Depending on where you live, of course, you can buy Starr’s wines from her website. And if you’re going to be in Los Angeles on July 11, you can go to the L.A. Garagiste Festival at the Wiltern Theatre

Two Shepherds, Two Philosophies, One Great Wine

William Allen in action
William Allen in action

It’s kind of a long story why this particular post got kicked repeatedly to the back burner when we actually tasted William Allen’s awesome syrahs last June at a Rhone Rangers tasting event. The Rhone Rangers is an advocacy group touting wines made in the style of France’s Rhone Valley.

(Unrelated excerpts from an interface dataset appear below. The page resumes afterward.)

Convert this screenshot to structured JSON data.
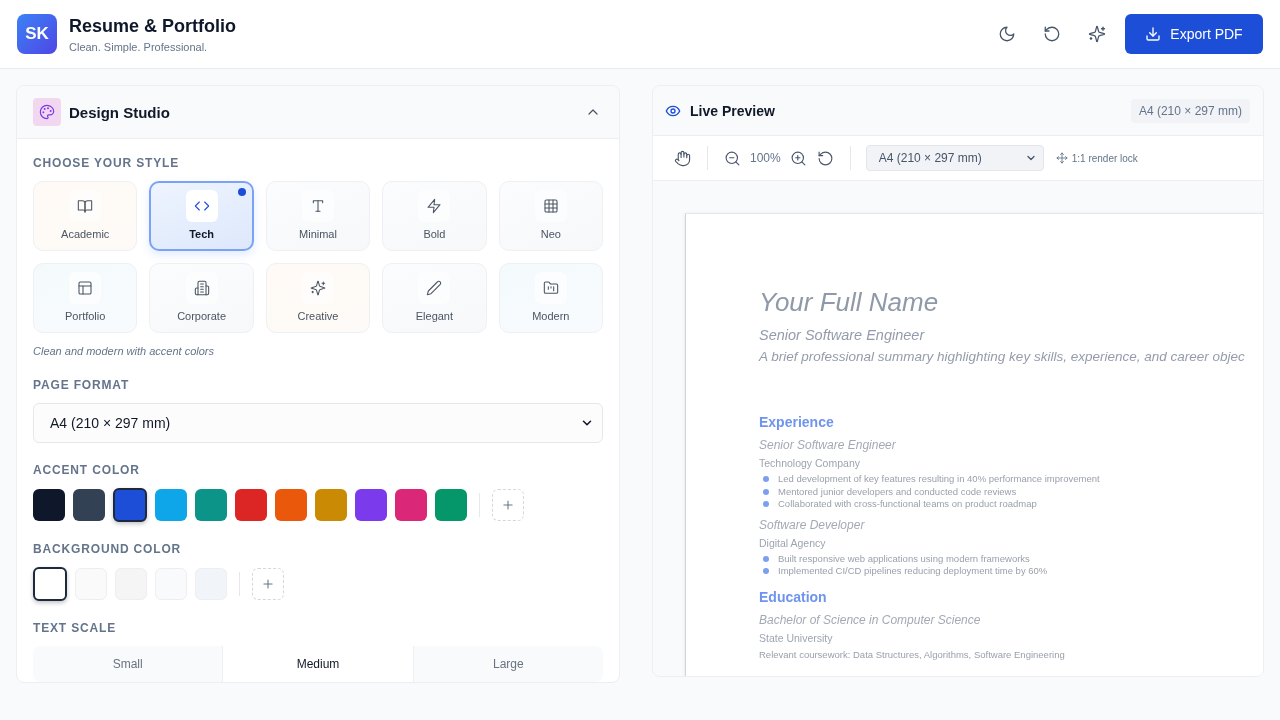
{
  "app": {
    "logo": "SK",
    "title": "Resume & Portfolio",
    "tagline": "Clean. Simple. Professional.",
    "export_button": "Export PDF"
  },
  "design_studio": {
    "title": "Design Studio",
    "expanded": true,
    "style_label": "CHOOSE YOUR STYLE",
    "styles": [
      {
        "label": "Academic",
        "selected": false
      },
      {
        "label": "Tech",
        "selected": true
      },
      {
        "label": "Minimal",
        "selected": false
      },
      {
        "label": "Bold",
        "selected": false
      },
      {
        "label": "Neo",
        "selected": false
      },
      {
        "label": "Portfolio",
        "selected": false
      },
      {
        "label": "Corporate",
        "selected": false
      },
      {
        "label": "Creative",
        "selected": false
      },
      {
        "label": "Elegant",
        "selected": false
      },
      {
        "label": "Modern",
        "selected": false
      }
    ],
    "style_description": "Clean and modern with accent colors",
    "page_format_label": "PAGE FORMAT",
    "page_format": "A4 (210 × 297 mm)",
    "accent_label": "ACCENT COLOR",
    "accent_colors": [
      {
        "color": "#0f172a",
        "selected": false
      },
      {
        "color": "#334155",
        "selected": false
      },
      {
        "color": "#1d4ed8",
        "selected": true
      },
      {
        "color": "#0ea5e9",
        "selected": false
      },
      {
        "color": "#0d9488",
        "selected": false
      },
      {
        "color": "#dc2626",
        "selected": false
      },
      {
        "color": "#ea580c",
        "selected": false
      },
      {
        "color": "#ca8a04",
        "selected": false
      },
      {
        "color": "#7c3aed",
        "selected": false
      },
      {
        "color": "#db2777",
        "selected": false
      },
      {
        "color": "#059669",
        "selected": false
      }
    ],
    "background_label": "BACKGROUND COLOR",
    "background_colors": [
      {
        "color": "#ffffff",
        "selected": true
      },
      {
        "color": "#fafafa",
        "selected": false
      },
      {
        "color": "#f5f5f5",
        "selected": false
      },
      {
        "color": "#f8fafc",
        "selected": false
      },
      {
        "color": "#f1f5f9",
        "selected": false
      }
    ],
    "text_scale_label": "TEXT SCALE",
    "text_scales": [
      {
        "label": "Small",
        "selected": false
      },
      {
        "label": "Medium",
        "selected": true
      },
      {
        "label": "Large",
        "selected": false
      }
    ]
  },
  "live_preview": {
    "title": "Live Preview",
    "format_badge": "A4 (210 × 297 mm)",
    "zoom": "100%",
    "format_select": "A4 (210 × 297 mm)",
    "render_lock": "1:1 render lock",
    "resume": {
      "name": "Your Full Name",
      "headline": "Senior Software Engineer",
      "summary": "A brief professional summary highlighting key skills, experience, and career objec",
      "sections": [
        {
          "heading": "Experience",
          "entries": [
            {
              "title": "Senior Software Engineer",
              "subtitle": "Technology Company",
              "bullets": [
                "Led development of key features resulting in 40% performance improvement",
                "Mentored junior developers and conducted code reviews",
                "Collaborated with cross-functional teams on product roadmap"
              ]
            },
            {
              "title": "Software Developer",
              "subtitle": "Digital Agency",
              "bullets": [
                "Built responsive web applications using modern frameworks",
                "Implemented CI/CD pipelines reducing deployment time by 60%"
              ]
            }
          ]
        },
        {
          "heading": "Education",
          "entries": [
            {
              "title": "Bachelor of Science in Computer Science",
              "subtitle": "State University",
              "details": "Relevant coursework: Data Structures, Algorithms, Software Engineering"
            }
          ]
        }
      ]
    }
  }
}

Rhone-style wines usually mean syrahs, mourvedres and grenaches or a blend of those three also known as GSM.

Allen’s wines, under his label Two Shepherds, really stood out because while the syrahs were nice and meaty, they were also well-balanced and smooth, unlike several of the other wines we tasted that day. But what makes Allen even more interesting is that he is not a full-time winemaker. He works a day job as an engineer to pay the bills while building his winemaking business.

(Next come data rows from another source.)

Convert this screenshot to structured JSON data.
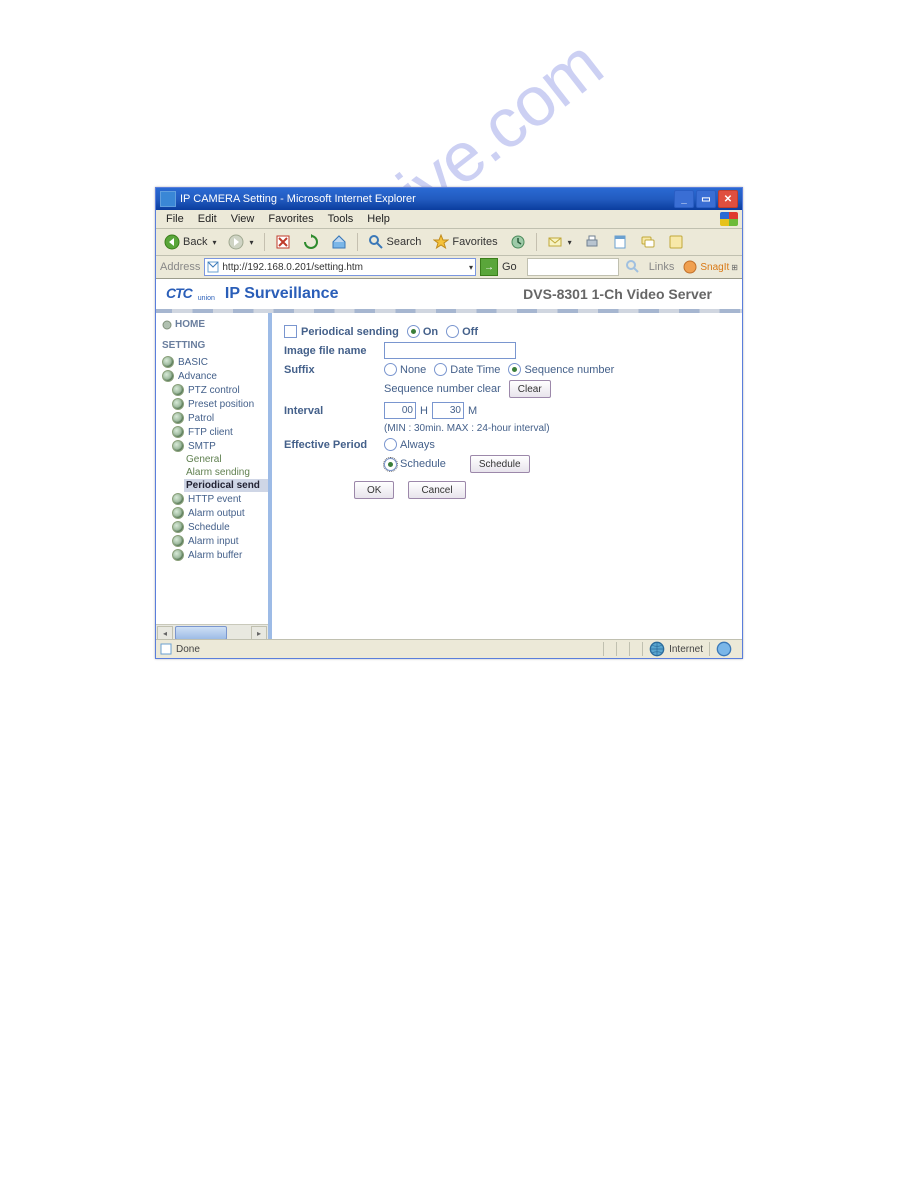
{
  "window": {
    "title": "IP CAMERA Setting - Microsoft Internet Explorer"
  },
  "menu": {
    "file": "File",
    "edit": "Edit",
    "view": "View",
    "favorites": "Favorites",
    "tools": "Tools",
    "help": "Help"
  },
  "toolbar": {
    "back": "Back",
    "search": "Search",
    "favorites": "Favorites"
  },
  "address": {
    "label": "Address",
    "url": "http://192.168.0.201/setting.htm",
    "go": "Go",
    "links": "Links",
    "snagit": "SnagIt"
  },
  "brand": {
    "ctc": "CTC",
    "union": "union",
    "title": "IP Surveillance",
    "product": "DVS-8301 1-Ch Video Server"
  },
  "tree": {
    "home": "HOME",
    "setting": "SETTING",
    "basic": "BASIC",
    "advance": "Advance",
    "ptz": "PTZ control",
    "preset": "Preset position",
    "patrol": "Patrol",
    "ftp": "FTP client",
    "smtp": "SMTP",
    "general": "General",
    "alarm_sending": "Alarm sending",
    "periodical": "Periodical send",
    "http_event": "HTTP event",
    "alarm_output": "Alarm output",
    "schedule": "Schedule",
    "alarm_input": "Alarm input",
    "alarm_buffer": "Alarm buffer"
  },
  "form": {
    "periodical_sending": "Periodical sending",
    "on": "On",
    "off": "Off",
    "image_file_name": "Image file name",
    "suffix": "Suffix",
    "none": "None",
    "date_time": "Date Time",
    "sequence_number": "Sequence number",
    "seq_clear": "Sequence number clear",
    "clear": "Clear",
    "interval": "Interval",
    "interval_h": "00",
    "interval_m": "30",
    "h": "H",
    "m": "M",
    "interval_hint": "(MIN : 30min. MAX : 24-hour interval)",
    "effective_period": "Effective Period",
    "always": "Always",
    "schedule": "Schedule",
    "schedule_btn": "Schedule",
    "ok": "OK",
    "cancel": "Cancel"
  },
  "status": {
    "done": "Done",
    "zone": "Internet"
  },
  "watermark": "manualshive.com"
}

“I don’t have much of one,” he joked about his life. “The most challenging time of year is harvest.”

And given that he’s leased blocks of grapes from seven different larger vineyards in five different counties, you can imagine he’s putting in some very long hours when it’s time to bring the grapes in. He also works with a custom crush facility, Inspiration Vineyards and Custom Crush.

But it works for him for the time being. He told us that he doesn’t have to put in the huge overhead most wineries require to do business for winemaking facilities, vineyards, storage and bottling equipment.

“It’s all money in advance,” he said.

The Two Shepherds are the two goals Allen works toward. One is Shepherding the Palate – Allen is also an active wine blogger and works actively with the Rhone Rangers to promote Old-World style wines. That usually means wines that are more balanced and subtle than many of the traditional California-style wines. The second shepherd is Shepherding the Grape – using minimal intervention to make his wines, including native fermentation (not adding yeast to get the sugars in the wine to ferment), and doing little more than protecting the wine from harm as it goes through the various processes on the way to us, the consumers.

The only problem is that he doesn’t really have a tasting room, but he will make appointments to taste at the Sheldon Winery in Santa Rosa, California. You can also buy his wines on the website